[Start of Attachment]
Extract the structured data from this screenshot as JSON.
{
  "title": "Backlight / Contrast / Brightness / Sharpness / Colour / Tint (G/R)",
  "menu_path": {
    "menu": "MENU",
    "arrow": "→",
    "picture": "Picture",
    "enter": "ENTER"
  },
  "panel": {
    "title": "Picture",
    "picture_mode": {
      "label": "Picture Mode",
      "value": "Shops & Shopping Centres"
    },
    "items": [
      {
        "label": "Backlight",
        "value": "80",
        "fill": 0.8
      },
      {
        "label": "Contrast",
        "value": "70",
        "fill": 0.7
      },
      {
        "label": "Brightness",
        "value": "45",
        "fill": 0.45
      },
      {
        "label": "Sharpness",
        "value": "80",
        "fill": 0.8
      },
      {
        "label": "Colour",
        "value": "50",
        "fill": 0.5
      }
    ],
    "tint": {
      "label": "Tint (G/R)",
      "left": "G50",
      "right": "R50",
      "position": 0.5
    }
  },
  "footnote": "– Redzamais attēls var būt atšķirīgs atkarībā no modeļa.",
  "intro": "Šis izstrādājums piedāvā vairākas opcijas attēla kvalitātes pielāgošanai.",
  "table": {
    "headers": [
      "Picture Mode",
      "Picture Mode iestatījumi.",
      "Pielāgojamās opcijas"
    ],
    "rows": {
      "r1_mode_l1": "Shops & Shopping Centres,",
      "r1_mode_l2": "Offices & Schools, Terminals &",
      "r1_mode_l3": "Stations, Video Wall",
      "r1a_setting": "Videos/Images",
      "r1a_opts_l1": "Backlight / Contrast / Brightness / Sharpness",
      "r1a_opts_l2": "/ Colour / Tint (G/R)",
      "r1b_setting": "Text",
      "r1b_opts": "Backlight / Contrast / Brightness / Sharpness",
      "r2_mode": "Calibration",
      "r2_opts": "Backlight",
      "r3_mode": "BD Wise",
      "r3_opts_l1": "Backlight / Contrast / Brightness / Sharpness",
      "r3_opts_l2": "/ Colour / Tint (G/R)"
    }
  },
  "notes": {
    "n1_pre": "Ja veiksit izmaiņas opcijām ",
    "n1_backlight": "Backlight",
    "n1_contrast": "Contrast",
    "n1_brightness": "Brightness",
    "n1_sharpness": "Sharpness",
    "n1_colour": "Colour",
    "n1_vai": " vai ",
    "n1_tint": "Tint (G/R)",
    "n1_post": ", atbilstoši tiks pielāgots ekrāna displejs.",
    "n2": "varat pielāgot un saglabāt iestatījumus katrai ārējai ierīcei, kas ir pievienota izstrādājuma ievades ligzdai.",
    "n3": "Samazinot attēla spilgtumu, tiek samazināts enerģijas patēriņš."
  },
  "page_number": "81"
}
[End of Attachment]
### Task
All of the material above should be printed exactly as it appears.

### Solution below
Extract the structured data from this screenshot as JSON.
{
  "title": "Backlight / Contrast / Brightness / Sharpness / Colour / Tint (G/R)",
  "menu_path": {
    "menu": "MENU",
    "arrow": "→",
    "picture": "Picture",
    "enter": "ENTER"
  },
  "panel": {
    "title": "Picture",
    "picture_mode": {
      "label": "Picture Mode",
      "value": "Shops & Shopping Centres"
    },
    "items": [
      {
        "label": "Backlight",
        "value": "80",
        "fill": 0.8
      },
      {
        "label": "Contrast",
        "value": "70",
        "fill": 0.7
      },
      {
        "label": "Brightness",
        "value": "45",
        "fill": 0.45
      },
      {
        "label": "Sharpness",
        "value": "80",
        "fill": 0.8
      },
      {
        "label": "Colour",
        "value": "50",
        "fill": 0.5
      }
    ],
    "tint": {
      "label": "Tint (G/R)",
      "left": "G50",
      "right": "R50",
      "position": 0.5
    }
  },
  "footnote": "– Redzamais attēls var būt atšķirīgs atkarībā no modeļa.",
  "intro": "Šis izstrādājums piedāvā vairākas opcijas attēla kvalitātes pielāgošanai.",
  "table": {
    "headers": [
      "Picture Mode",
      "Picture Mode iestatījumi.",
      "Pielāgojamās opcijas"
    ],
    "rows": {
      "r1_mode_l1": "Shops & Shopping Centres,",
      "r1_mode_l2": "Offices & Schools, Terminals &",
      "r1_mode_l3": "Stations, Video Wall",
      "r1a_setting": "Videos/Images",
      "r1a_opts_l1": "Backlight / Contrast / Brightness / Sharpness",
      "r1a_opts_l2": "/ Colour / Tint (G/R)",
      "r1b_setting": "Text",
      "r1b_opts": "Backlight / Contrast / Brightness / Sharpness",
      "r2_mode": "Calibration",
      "r2_opts": "Backlight",
      "r3_mode": "BD Wise",
      "r3_opts_l1": "Backlight / Contrast / Brightness / Sharpness",
      "r3_opts_l2": "/ Colour / Tint (G/R)"
    }
  },
  "notes": {
    "n1_pre": "Ja veiksit izmaiņas opcijām ",
    "n1_backlight": "Backlight",
    "n1_contrast": "Contrast",
    "n1_brightness": "Brightness",
    "n1_sharpness": "Sharpness",
    "n1_colour": "Colour",
    "n1_vai": " vai ",
    "n1_tint": "Tint (G/R)",
    "n1_post": ", atbilstoši tiks pielāgots ekrāna displejs.",
    "n2": "varat pielāgot un saglabāt iestatījumus katrai ārējai ierīcei, kas ir pievienota izstrādājuma ievades ligzdai.",
    "n3": "Samazinot attēla spilgtumu, tiek samazināts enerģijas patēriņš."
  },
  "page_number": "81"
}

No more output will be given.